  3. Structure, organisational (long papers): How is the service conceived, structured and organised in the university or research organisation?  What priorities were identified in terms of the institution's management of core research information?  What research areas were identified for priority RDM support and why?  What criteria for prioritisation were used?  Who is working on what?  What are the reporting relationships and divisions of labour between units?  How has coordination been ensured between library, IT services, research offices and or equivalents?  Are there different archetypes that are emerging in how the services are structured?  Is the scope of the service generic or subject specific?  Which part of the lifecycle are you addressing?  What is the context and rationale for decisions about the focus and the structure of the service?

  4. Success (short papers): How do you assess maturity and measure success?  What sort of maturity model is being used?  Where does the institution place its development and how?  What are the key criteria of success?  How were these determined?  How are indicators against them defined and what metrics are used?  How is maturity and progress presented within the institution?

  5. Skills and Support (short papers): What skills are you developing to deliver the service, what roles are required to deliver the service, what recruitment and what training is being given to service providers?  What advocacy and skills training for researchers is being provided and why?  How has the need and focus been determined?  What is the strategy?

  6. Stitch ’n’ Bitch / Steam, letting off… / Sticking Points / Success and its Shadow (short papers): Share challenges, frustrations, failures and its lessons.  This session will be conducted under THE Chatham House Rule https://www.chathamhouse.org/about/chatham-house-rule which will also apply to any subsequent publication and communication about this session.

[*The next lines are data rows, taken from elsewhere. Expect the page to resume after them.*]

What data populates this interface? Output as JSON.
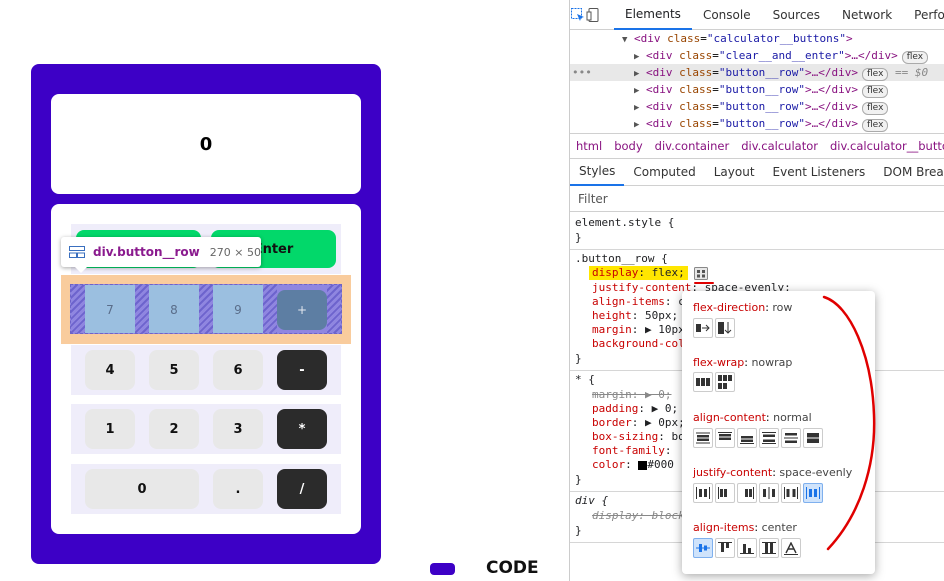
{
  "calculator": {
    "display": "0",
    "row0": [
      "",
      "Enter"
    ],
    "highlight_row": [
      "7",
      "8",
      "9",
      "+"
    ],
    "rows": [
      [
        "4",
        "5",
        "6",
        "-"
      ],
      [
        "1",
        "2",
        "3",
        "*"
      ],
      [
        "0",
        ".",
        "/"
      ]
    ],
    "tooltip": {
      "name": "div.button__row",
      "size": "270 × 50"
    },
    "logo_text": "CODE"
  },
  "devtools": {
    "tabs": [
      "Elements",
      "Console",
      "Sources",
      "Network",
      "Perfo"
    ],
    "active_tab": "Elements",
    "dom": [
      {
        "open": "<div",
        "cls": "calculator__buttons",
        "tail": ">",
        "badge": "",
        "indent": 1,
        "arrow": "▼"
      },
      {
        "open": "<div",
        "cls": "clear__and__enter",
        "tail": ">…</div>",
        "badge": "flex",
        "indent": 2,
        "arrow": "▶"
      },
      {
        "open": "<div",
        "cls": "button__row",
        "tail": ">…</div>",
        "badge": "flex",
        "indent": 2,
        "arrow": "▶",
        "eq": "== $0"
      },
      {
        "open": "<div",
        "cls": "button__row",
        "tail": ">…</div>",
        "badge": "flex",
        "indent": 2,
        "arrow": "▶"
      },
      {
        "open": "<div",
        "cls": "button__row",
        "tail": ">…</div>",
        "badge": "flex",
        "indent": 2,
        "arrow": "▶"
      },
      {
        "open": "<div",
        "cls": "button__row",
        "tail": ">…</div>",
        "badge": "flex",
        "indent": 2,
        "arrow": "▶"
      }
    ],
    "dots": "•••",
    "breadcrumbs": [
      "html",
      "body",
      "div.container",
      "div.calculator",
      "div.calculator__buttons"
    ],
    "style_tabs": [
      "Styles",
      "Computed",
      "Layout",
      "Event Listeners",
      "DOM Breakpoints"
    ],
    "filter_placeholder": "Filter",
    "rules": {
      "element_style": "element.style {",
      "close": "}",
      "button_row_selector": ".button__row {",
      "display_prop": "display",
      "display_val": "flex;",
      "justify_prop": "justify-content",
      "justify_val": "space-evenly;",
      "align_prop": "align-items",
      "align_val": "c",
      "height_prop": "height",
      "height_val": "50px;",
      "margin_prop": "margin",
      "margin_val": "▶ 10px",
      "bg_prop": "background-col",
      "star_selector": "* {",
      "star_margin": "margin: ▶ 0;",
      "star_padding_prop": "padding",
      "star_padding_val": "▶ 0;",
      "star_border_prop": "border",
      "star_border_val": "▶ 0px;",
      "star_boxsizing_prop": "box-sizing",
      "star_boxsizing_val": "bo",
      "star_font_prop": "font-family",
      "star_color_prop": "color",
      "star_color_val": "#000",
      "div_selector": "div {",
      "div_display": "display: block"
    },
    "flex_popup": {
      "direction": {
        "name": "flex-direction",
        "value": "row"
      },
      "wrap": {
        "name": "flex-wrap",
        "value": "nowrap"
      },
      "align_content": {
        "name": "align-content",
        "value": "normal"
      },
      "justify": {
        "name": "justify-content",
        "value": "space-evenly"
      },
      "align_items": {
        "name": "align-items",
        "value": "center"
      }
    }
  },
  "colors": {
    "calculator_bg": "#3d00c6",
    "green_button": "#02d86a",
    "dark_button": "#2b2b2b",
    "annotation_red": "#e00000"
  }
}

  7. Sustainability (short papers): What business models are being developed?  How is the service being financed?  What budgetary considerations are at play, what revenue sources are being considered or drawn upon?  What has been the level of investment so far and what are the projected levels of investment?  How has the institution financed the investment in RDM support?  Is the institution considering any form of cost recovery from research grants or otherwise?  How does the institution plan to ensure the sustainability of the service and the long term stewardship of the data?

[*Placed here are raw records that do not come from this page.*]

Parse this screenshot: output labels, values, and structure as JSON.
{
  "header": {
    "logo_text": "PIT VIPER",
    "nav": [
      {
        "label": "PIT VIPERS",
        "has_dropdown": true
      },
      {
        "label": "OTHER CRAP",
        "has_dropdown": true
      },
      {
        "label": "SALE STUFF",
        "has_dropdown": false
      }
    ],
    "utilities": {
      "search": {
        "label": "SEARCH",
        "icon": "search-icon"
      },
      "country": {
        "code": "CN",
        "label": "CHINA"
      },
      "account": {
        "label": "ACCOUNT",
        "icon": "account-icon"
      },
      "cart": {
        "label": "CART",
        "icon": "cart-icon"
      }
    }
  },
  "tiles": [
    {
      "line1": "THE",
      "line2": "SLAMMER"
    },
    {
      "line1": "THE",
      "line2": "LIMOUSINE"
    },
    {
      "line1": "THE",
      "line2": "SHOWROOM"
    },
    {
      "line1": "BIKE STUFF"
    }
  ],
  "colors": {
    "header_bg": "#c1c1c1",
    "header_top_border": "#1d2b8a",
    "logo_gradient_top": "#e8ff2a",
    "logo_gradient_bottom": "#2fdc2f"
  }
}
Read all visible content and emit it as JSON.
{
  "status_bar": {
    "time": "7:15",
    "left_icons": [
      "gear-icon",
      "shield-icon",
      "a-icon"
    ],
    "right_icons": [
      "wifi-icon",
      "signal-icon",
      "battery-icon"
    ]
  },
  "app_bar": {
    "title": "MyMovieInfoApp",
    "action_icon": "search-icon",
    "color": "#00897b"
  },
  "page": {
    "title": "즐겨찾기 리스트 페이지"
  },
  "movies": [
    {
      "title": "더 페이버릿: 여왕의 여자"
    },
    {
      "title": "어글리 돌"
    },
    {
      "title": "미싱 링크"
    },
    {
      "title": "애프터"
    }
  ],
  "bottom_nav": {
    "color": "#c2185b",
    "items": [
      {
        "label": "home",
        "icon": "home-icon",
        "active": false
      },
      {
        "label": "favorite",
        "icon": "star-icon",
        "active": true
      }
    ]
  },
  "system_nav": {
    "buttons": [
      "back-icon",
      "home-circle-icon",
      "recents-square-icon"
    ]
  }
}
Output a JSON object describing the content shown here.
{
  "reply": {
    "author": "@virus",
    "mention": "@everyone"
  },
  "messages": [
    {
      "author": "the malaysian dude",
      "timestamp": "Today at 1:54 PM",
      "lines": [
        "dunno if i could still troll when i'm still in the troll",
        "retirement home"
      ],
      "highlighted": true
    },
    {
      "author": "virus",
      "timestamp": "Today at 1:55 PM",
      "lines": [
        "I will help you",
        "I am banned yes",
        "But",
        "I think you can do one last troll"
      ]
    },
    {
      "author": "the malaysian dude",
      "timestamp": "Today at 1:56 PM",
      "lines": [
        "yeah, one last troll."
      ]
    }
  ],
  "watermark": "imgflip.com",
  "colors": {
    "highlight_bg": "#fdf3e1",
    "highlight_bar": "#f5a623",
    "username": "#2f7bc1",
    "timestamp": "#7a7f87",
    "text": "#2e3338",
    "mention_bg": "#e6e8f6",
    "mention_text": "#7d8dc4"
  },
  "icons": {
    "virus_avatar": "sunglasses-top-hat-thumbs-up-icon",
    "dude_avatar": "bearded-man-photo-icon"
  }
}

  8. Shared and Outsourced Services (short papers): What steps are being taken to share or outsource services?  How are networks of institutions working together?  What is being done ‘in house’ as opposed to outsourced?  What relationships with commercial providers and hosting services are emerging?  What opportunities are there to establish consortia around particular services, including Open Source solutions?  What are the potential benefits of shared services across institutions, regionally, nationally, internationally?  What would be the most beneficial areas for shared services?

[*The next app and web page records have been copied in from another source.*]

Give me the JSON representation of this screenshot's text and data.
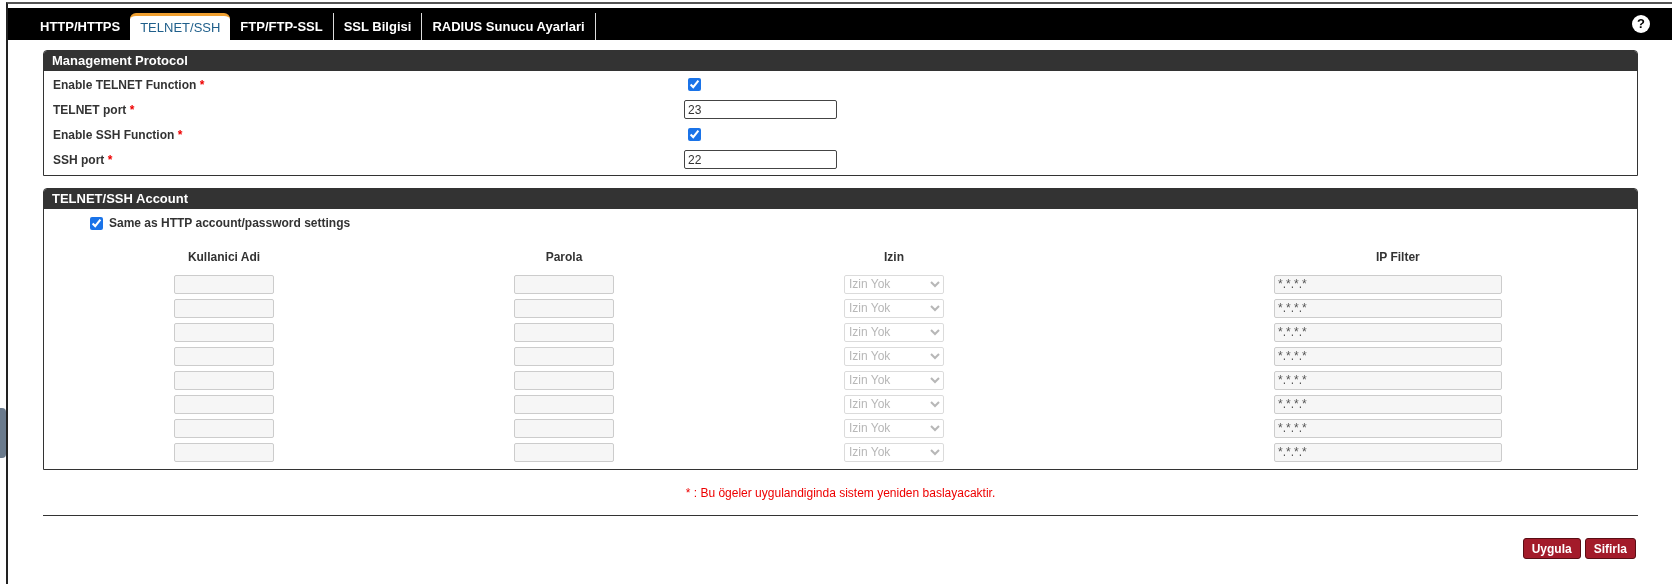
{
  "tabs": [
    {
      "label": "HTTP/HTTPS",
      "selected": false
    },
    {
      "label": "TELNET/SSH",
      "selected": true
    },
    {
      "label": "FTP/FTP-SSL",
      "selected": false
    },
    {
      "label": "SSL Bilgisi",
      "selected": false
    },
    {
      "label": "RADIUS Sunucu Ayarlari",
      "selected": false
    }
  ],
  "help_button": "?",
  "management_protocol": {
    "title": "Management Protocol",
    "rows": [
      {
        "kind": "checkbox",
        "label": "Enable TELNET Function",
        "mark": "*",
        "checked": true
      },
      {
        "kind": "text",
        "label": "TELNET port",
        "mark": "*",
        "value": "23"
      },
      {
        "kind": "checkbox",
        "label": "Enable SSH Function",
        "mark": "*",
        "checked": true
      },
      {
        "kind": "text",
        "label": "SSH port",
        "mark": "*",
        "value": "22"
      }
    ]
  },
  "account": {
    "title": "TELNET/SSH Account",
    "same_as_http": {
      "label": "Same as HTTP account/password settings",
      "checked": true
    },
    "columns": [
      "Kullanici Adi",
      "Parola",
      "Izin",
      "IP Filter"
    ],
    "rows": [
      {
        "permission": "Izin Yok",
        "ip_filter": "*.*.*.*",
        "disabled": true
      },
      {
        "permission": "Izin Yok",
        "ip_filter": "*.*.*.*",
        "disabled": true
      },
      {
        "permission": "Izin Yok",
        "ip_filter": "*.*.*.*",
        "disabled": true
      },
      {
        "permission": "Izin Yok",
        "ip_filter": "*.*.*.*",
        "disabled": true
      },
      {
        "permission": "Izin Yok",
        "ip_filter": "*.*.*.*",
        "disabled": true
      },
      {
        "permission": "Izin Yok",
        "ip_filter": "*.*.*.*",
        "disabled": true
      },
      {
        "permission": "Izin Yok",
        "ip_filter": "*.*.*.*",
        "disabled": true
      },
      {
        "permission": "Izin Yok",
        "ip_filter": "*.*.*.*",
        "disabled": true
      }
    ]
  },
  "note": "* : Bu ögeler uygulandiginda sistem yeniden baslayacaktir.",
  "buttons": [
    {
      "label": "Uygula"
    },
    {
      "label": "Sifirla"
    }
  ]
}
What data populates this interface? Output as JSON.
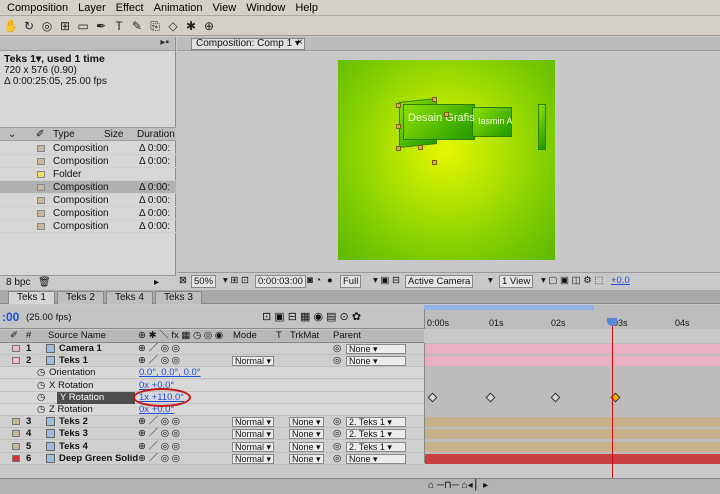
{
  "menubar": [
    "Composition",
    "Layer",
    "Effect",
    "Animation",
    "View",
    "Window",
    "Help"
  ],
  "toolbar": {
    "icons": [
      "hand-tool-icon",
      "rotate-tool-icon",
      "orbit-camera-icon",
      "track-xy-icon",
      "rectangle-mask-icon",
      "pen-tool-icon",
      "type-tool-icon",
      "brush-tool-icon",
      "clone-stamp-icon",
      "eraser-icon",
      "puppet-pin-icon",
      "axis-mode-icon"
    ],
    "glyphs": [
      "✋",
      "↻",
      "◎",
      "⊞",
      "▭",
      "✒",
      "T",
      "✎",
      "⎘",
      "◇",
      "✱",
      "⊕"
    ]
  },
  "project": {
    "item_name": "Teks 1▾, used 1 time",
    "size": "720 x 576 (0.90)",
    "duration": "Δ 0:00:25:05, 25.00 fps",
    "columns": {
      "type": "Type",
      "size": "Size",
      "duration": "Duration"
    },
    "rows": [
      {
        "type": "Composition",
        "duration": "Δ 0:00:",
        "swatch": "#c8b89a",
        "selected": false
      },
      {
        "type": "Composition",
        "duration": "Δ 0:00:",
        "swatch": "#c8b89a",
        "selected": false
      },
      {
        "type": "Folder",
        "duration": "",
        "swatch": "#f0e060",
        "selected": false
      },
      {
        "type": "Composition",
        "duration": "Δ 0:00:",
        "swatch": "#c8b89a",
        "selected": true
      },
      {
        "type": "Composition",
        "duration": "Δ 0:00:",
        "swatch": "#c8b89a",
        "selected": false
      },
      {
        "type": "Composition",
        "duration": "Δ 0:00:",
        "swatch": "#c8b89a",
        "selected": false
      },
      {
        "type": "Composition",
        "duration": "Δ 0:00:",
        "swatch": "#c8b89a",
        "selected": false
      }
    ],
    "bpc": "8 bpc"
  },
  "composition": {
    "tab_label": "Composition: Comp 1",
    "close": "×",
    "text_main": "Desain Grafis",
    "text_mirror": "Iasmin A",
    "zoom": "50%",
    "timecode": "0:00:03:00",
    "resolution": "Full",
    "camera": "Active Camera",
    "views": "1 View",
    "exposure": "+0.0"
  },
  "timeline": {
    "tabs": [
      "Teks 1",
      "Teks 2",
      "Teks 4",
      "Teks 3"
    ],
    "active_tab": 0,
    "current_time": ":00",
    "fps": "(25.00 fps)",
    "ruler_ticks": [
      "0:00s",
      "01s",
      "02s",
      "03s",
      "04s"
    ],
    "columns": {
      "num": "#",
      "source": "Source Name",
      "mode": "Mode",
      "t": "T",
      "trkmat": "TrkMat",
      "parent": "Parent"
    },
    "layers": [
      {
        "num": "1",
        "name": "Camera 1",
        "color": "#f2b8c8",
        "mode": "",
        "trkmat": "",
        "parent": "None"
      },
      {
        "num": "2",
        "name": "Teks 1",
        "color": "#f2b8c8",
        "mode": "Normal",
        "trkmat": "",
        "parent": "None"
      }
    ],
    "properties": [
      {
        "name": "Orientation",
        "value": "0.0°, 0.0°, 0.0°"
      },
      {
        "name": "X Rotation",
        "value": "0x +0.0°"
      },
      {
        "name": "Y Rotation",
        "value": "1x +110.0°"
      },
      {
        "name": "Z Rotation",
        "value": "0x +0.0°"
      }
    ],
    "layers_after": [
      {
        "num": "3",
        "name": "Teks 2",
        "color": "#c8b89a",
        "mode": "Normal",
        "trkmat": "None",
        "parent": "2. Teks 1"
      },
      {
        "num": "4",
        "name": "Teks 3",
        "color": "#c8b89a",
        "mode": "Normal",
        "trkmat": "None",
        "parent": "2. Teks 1"
      },
      {
        "num": "5",
        "name": "Teks 4",
        "color": "#c8b89a",
        "mode": "Normal",
        "trkmat": "None",
        "parent": "2. Teks 1"
      },
      {
        "num": "6",
        "name": "Deep Green Solid",
        "color": "#d83030",
        "mode": "Normal",
        "trkmat": "None",
        "parent": "None"
      }
    ],
    "bar_colors": {
      "pink": "#e8b0c0",
      "tan": "#c8b08a",
      "red": "#c84040"
    }
  }
}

  9. Service Points (short papers): What points of service are being established?  What divisions of labour between e.g. front-office and back office functions?  How are these service points defined?

  10. Service Level, Trust and FAIR (short papers): What consideration of ‘service level’ has been undertaken?  Is the institution considering any approach to certification of ‘trusted digital repositories’, CoreTrustSeal or its predecessors?  Is the institution assessing the FAIR-ness of data curated and if so how?  

  11. Champions and Engagement (short papers): How is the RDM service engaging with researchers and particular communities?  What role to champions and advocates play in this and how?  What has been the role of the PVC / vice-rector for research etc?  What other possible champions have been identified and how?  What lessons have been learnt from engagement with research groups, departments, projects…?